Arizona Department of Corrections Director Charles Ryan on Friday blamed clerical errors by employees of a local import broker and the U.S. Food and Drug Administration for misstating on federal documents that the agency was importing animal drugs to execute murderers.
In an exclusive interview, Ryan also told The Arizona Republic that after upcoming Arizona executions on Tuesday and April 5, the department will consider retooling the state’s lethal-injection method to use a single drug instead of the current three-drug method that depends on an anesthetic that is no longer available.
Ryan reacted to a Republic report Thursday about two drugs, sodium thiopental and pancuronium bromide, which were imported from England for an Arizona execution in October and for the two upcoming executions.
FDA documents that U.S. Customs and Border Protection use to approve imports stated that the drugs were for animal use, raising questions as to whether they were being carried out with animal drugs or if the imports had been misidentified.
“The chemicals employed in the execution, then and now, and what we possess, are only for the purpose of human consumption,” Ryan said. “It has nothing to do with animals.”
Ryan ordered an investigation into the misrepresentation Friday morning, and the private import broker retained by the department took responsibility for the drugs being misidentified. Ryan pointed out that correspondence between his department and the federal agencies clearly stated that the drugs were to be used for inmate executions.
In an e-mail made available to The Republic, Robert Hornyan of Phoenix-based Arizona Customs Brokers claimed that an employee at his company mistakenly entered an incorrect code on a computer-generated import form while consulting with a local FDA official.
That shipment of the anesthetic thiopental and the paralytic drug pancuronium bromide arrived Sept. 28, identified on the FDA form as “(Anesthetic); Animal (Food Producing)” and “(Relaxant); Animal (Food Producing).”
A shipment of thiopental to the state Corrections Department a month later had the same description as an animal drug, however.
Under federal statutes, filing false federal documents is a crime punishable by up to five years in prison. An FDA spokeswoman said the agency could investigate incorrect filings and potentially pursue civil or criminal sanctions.
As in most states that use lethal injection as a method of execution, the Arizona protocol calls for an injection of thiopental, a barbiturate, to sedate the condemned man or woman, followed by pancuronium bromide to render the person motionless. Then, potassium chloride is injected to stop the heart.
If the thiopental sedation were to wear off too quickly, the condemned would suffer the effects of the other two drugs. Defense attorneys in several states have filed appeals and lawsuits questioning whether the imported drugs, which have not been evaluated by the FDA, meet medical standards.

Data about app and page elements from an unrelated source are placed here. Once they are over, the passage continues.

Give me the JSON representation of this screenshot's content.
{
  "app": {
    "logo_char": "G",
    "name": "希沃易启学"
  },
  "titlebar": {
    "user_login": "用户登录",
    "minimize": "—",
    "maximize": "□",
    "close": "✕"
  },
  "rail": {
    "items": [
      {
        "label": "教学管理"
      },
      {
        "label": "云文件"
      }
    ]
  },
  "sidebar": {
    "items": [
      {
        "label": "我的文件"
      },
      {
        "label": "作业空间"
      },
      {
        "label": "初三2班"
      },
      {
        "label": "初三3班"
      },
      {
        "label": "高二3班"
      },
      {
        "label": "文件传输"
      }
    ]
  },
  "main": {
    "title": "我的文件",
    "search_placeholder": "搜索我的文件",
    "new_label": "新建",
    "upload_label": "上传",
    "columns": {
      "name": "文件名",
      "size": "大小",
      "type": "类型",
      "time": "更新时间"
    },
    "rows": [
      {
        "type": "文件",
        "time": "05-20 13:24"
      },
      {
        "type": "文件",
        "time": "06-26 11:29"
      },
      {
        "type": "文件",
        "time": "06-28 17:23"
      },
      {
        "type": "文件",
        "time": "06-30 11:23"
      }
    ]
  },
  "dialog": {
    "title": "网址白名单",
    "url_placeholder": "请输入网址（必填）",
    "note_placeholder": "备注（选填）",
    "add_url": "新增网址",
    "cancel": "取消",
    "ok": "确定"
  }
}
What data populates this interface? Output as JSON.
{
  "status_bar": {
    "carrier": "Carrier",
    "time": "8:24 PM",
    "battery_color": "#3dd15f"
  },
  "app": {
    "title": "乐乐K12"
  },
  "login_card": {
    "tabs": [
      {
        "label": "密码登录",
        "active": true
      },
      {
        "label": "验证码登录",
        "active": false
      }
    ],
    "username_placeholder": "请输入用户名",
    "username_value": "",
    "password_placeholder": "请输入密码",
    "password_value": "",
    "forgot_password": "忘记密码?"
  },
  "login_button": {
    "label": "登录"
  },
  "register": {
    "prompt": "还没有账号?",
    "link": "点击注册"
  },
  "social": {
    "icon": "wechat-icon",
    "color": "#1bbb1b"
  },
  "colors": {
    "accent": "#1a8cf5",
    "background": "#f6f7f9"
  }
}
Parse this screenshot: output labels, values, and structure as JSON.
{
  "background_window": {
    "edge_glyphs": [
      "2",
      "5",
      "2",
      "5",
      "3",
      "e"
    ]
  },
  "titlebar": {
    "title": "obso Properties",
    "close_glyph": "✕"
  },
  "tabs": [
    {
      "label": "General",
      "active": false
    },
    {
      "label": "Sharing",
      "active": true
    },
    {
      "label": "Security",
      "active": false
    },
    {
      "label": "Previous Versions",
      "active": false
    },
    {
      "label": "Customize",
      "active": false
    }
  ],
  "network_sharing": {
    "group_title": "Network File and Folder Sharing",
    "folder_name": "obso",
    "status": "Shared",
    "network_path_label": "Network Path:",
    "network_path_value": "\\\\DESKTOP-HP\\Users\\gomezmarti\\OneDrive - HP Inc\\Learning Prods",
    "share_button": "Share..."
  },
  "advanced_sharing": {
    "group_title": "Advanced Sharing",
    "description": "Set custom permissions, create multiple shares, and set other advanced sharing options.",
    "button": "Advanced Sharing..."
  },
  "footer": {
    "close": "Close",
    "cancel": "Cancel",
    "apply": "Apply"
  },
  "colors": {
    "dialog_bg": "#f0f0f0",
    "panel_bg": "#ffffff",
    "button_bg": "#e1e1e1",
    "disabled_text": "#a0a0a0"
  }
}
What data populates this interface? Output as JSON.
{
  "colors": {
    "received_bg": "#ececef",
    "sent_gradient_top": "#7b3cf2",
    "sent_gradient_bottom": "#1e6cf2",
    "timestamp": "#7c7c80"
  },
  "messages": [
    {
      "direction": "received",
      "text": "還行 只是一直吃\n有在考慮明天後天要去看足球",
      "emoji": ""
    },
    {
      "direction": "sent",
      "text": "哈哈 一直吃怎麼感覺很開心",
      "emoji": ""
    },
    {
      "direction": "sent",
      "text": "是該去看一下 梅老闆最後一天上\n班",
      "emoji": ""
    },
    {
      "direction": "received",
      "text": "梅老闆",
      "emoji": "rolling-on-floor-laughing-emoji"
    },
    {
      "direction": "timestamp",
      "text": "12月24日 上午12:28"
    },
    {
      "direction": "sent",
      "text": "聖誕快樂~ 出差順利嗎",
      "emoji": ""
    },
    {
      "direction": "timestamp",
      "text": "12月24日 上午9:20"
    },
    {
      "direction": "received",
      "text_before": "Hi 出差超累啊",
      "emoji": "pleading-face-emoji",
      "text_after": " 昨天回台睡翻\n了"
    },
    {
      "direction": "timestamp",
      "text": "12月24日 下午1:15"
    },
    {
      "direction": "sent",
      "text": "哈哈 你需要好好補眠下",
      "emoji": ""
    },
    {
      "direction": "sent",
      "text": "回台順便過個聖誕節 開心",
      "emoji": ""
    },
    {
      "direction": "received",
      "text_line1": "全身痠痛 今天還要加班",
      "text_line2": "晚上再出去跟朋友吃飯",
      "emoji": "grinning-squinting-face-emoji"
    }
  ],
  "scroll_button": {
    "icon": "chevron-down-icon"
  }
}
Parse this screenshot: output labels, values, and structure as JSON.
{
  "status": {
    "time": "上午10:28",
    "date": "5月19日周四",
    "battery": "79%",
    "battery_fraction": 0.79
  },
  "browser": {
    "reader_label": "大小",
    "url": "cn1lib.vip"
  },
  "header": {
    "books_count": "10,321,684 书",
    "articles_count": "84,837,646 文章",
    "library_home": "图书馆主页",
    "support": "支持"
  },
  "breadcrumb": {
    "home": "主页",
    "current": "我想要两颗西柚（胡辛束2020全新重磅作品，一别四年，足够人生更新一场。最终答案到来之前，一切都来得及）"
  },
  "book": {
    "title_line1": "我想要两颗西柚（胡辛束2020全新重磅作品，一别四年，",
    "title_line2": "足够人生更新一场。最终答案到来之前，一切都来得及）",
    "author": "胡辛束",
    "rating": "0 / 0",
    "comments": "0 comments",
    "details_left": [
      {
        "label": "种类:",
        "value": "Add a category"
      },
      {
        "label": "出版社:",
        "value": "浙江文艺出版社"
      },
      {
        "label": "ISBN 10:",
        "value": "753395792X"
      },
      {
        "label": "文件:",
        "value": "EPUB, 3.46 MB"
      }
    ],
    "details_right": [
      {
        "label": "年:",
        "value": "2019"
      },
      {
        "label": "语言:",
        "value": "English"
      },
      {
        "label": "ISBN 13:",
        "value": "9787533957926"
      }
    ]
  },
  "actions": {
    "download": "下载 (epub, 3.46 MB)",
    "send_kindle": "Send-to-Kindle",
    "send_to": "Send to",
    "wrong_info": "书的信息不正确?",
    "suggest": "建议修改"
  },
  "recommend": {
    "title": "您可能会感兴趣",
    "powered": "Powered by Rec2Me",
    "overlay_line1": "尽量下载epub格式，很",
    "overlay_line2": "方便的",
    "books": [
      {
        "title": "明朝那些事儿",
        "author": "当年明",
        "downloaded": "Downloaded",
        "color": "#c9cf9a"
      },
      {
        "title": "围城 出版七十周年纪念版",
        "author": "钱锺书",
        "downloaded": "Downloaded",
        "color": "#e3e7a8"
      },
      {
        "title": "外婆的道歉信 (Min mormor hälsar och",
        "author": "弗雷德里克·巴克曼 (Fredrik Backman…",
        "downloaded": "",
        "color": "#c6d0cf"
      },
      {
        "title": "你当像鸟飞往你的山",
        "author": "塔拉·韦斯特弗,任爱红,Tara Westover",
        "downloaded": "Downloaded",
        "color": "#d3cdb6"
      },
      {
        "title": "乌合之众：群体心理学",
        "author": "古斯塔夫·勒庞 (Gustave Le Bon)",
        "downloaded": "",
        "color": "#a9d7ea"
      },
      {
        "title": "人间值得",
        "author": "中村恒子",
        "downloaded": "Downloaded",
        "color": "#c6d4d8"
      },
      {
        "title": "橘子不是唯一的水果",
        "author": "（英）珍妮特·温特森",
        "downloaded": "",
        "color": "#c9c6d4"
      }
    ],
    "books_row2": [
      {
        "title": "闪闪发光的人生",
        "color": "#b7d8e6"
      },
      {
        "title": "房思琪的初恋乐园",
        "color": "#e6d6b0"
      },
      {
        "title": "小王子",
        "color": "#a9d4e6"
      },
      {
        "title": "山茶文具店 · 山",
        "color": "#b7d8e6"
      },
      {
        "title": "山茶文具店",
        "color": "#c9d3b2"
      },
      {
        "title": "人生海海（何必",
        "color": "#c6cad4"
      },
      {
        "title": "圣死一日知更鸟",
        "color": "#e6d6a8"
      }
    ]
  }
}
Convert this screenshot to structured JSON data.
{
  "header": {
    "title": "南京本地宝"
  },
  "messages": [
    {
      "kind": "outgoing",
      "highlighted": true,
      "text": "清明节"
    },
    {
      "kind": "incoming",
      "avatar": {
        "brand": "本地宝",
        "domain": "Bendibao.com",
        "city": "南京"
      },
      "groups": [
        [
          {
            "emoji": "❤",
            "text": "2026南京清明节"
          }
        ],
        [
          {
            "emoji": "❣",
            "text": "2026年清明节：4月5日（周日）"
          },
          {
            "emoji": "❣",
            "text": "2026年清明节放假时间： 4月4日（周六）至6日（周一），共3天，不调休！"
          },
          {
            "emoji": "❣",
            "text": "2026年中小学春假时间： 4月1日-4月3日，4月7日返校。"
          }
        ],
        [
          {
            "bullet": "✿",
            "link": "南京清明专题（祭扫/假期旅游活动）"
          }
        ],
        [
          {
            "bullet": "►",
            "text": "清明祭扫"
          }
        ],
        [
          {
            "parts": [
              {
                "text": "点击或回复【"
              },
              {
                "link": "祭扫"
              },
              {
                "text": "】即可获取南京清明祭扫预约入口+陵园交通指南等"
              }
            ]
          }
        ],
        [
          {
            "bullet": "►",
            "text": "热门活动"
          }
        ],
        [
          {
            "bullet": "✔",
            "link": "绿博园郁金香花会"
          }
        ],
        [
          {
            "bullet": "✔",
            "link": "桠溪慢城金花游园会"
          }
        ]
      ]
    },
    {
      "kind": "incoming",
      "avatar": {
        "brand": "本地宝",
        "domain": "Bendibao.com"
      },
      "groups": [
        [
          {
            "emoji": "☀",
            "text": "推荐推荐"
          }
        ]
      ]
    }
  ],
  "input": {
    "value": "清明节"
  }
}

Thiopental has not been produced in the U.S. since 2009, and supplies began to run out last spring, forcing states to begin researching imports from abroad.
Until now, Arizona officials would not divulge how they obtained the drug, though defense attorneys and news reports revealed details, including the English pharmaceutical-supply house that was exporting the drug until British authorities banned further exports for executions.
Ryan said that he initially canvassed other prison systems looking for the drug, “but the well was dry.”
Then, he learned that Arkansas had found a source in the United Kingdom. The Corrections Department notified the FDA, customs and the U.S. Drug Enforcement Administration to arrange for the import, Ryan said. Despite FDA statements last fall and winter that there were no approved foreign sources for the drug, Deputy Corrections Director Charles Flanagan said, “We were never advised that the drugs were not allowed or that we could not import them.”
“The FDA always told us there was a mechanism to bring the drugs in,” Flanagan said. “We have never, ever heard from anyone in the FDA, the DEA, customs or any other agency that we cannot import these drugs. In fact, we would not even have begun the process if we could not import these drugs.”
Shipments of thiopental for other states were stopped and detained in Memphis, where FedEx has its hub, some for as long as several months, FDA documents show.
E-mails obtained by The Republic show Arizona corrections officials worked with a local FDA official to have their first batch processed by customs officials in Phoenix instead of Memphis. That shipment sailed through.
Ryan and Flanagan said that it was inspected by a department deputy warden and pharmacist when it arrived in Phoenix to ensure it was human-grade and acceptable.
The second shipment was sent directly from London to Phoenix by a different carrier on Oct. 26 – the same day Jeffrey Landrigan was executed using the first batch – but the FDA forced the Corrections Department to hold it until mid-January as it considered its policies on imports for executions.
Some states with three-drug protocols have already switched to another barbiturate, pentobarbital, a drug similar to what is used to euthanize animals, as a substitute for thiopental.
Ohio uses a single drug to execute its death-row prisoners, and since thiopental became unavailable, switched to pentobarbital. The one-drug protocol sidesteps defense-attorney claims that the executed people could suffer the effects of the other drugs.
“After these two executions, we’re looking at going to another protocol,” Ryan said. “I’m thinking of a one-drug protocol. Or, if it remains a three-drug protocol, it would be substituting (thiopental) with another barbiturate.”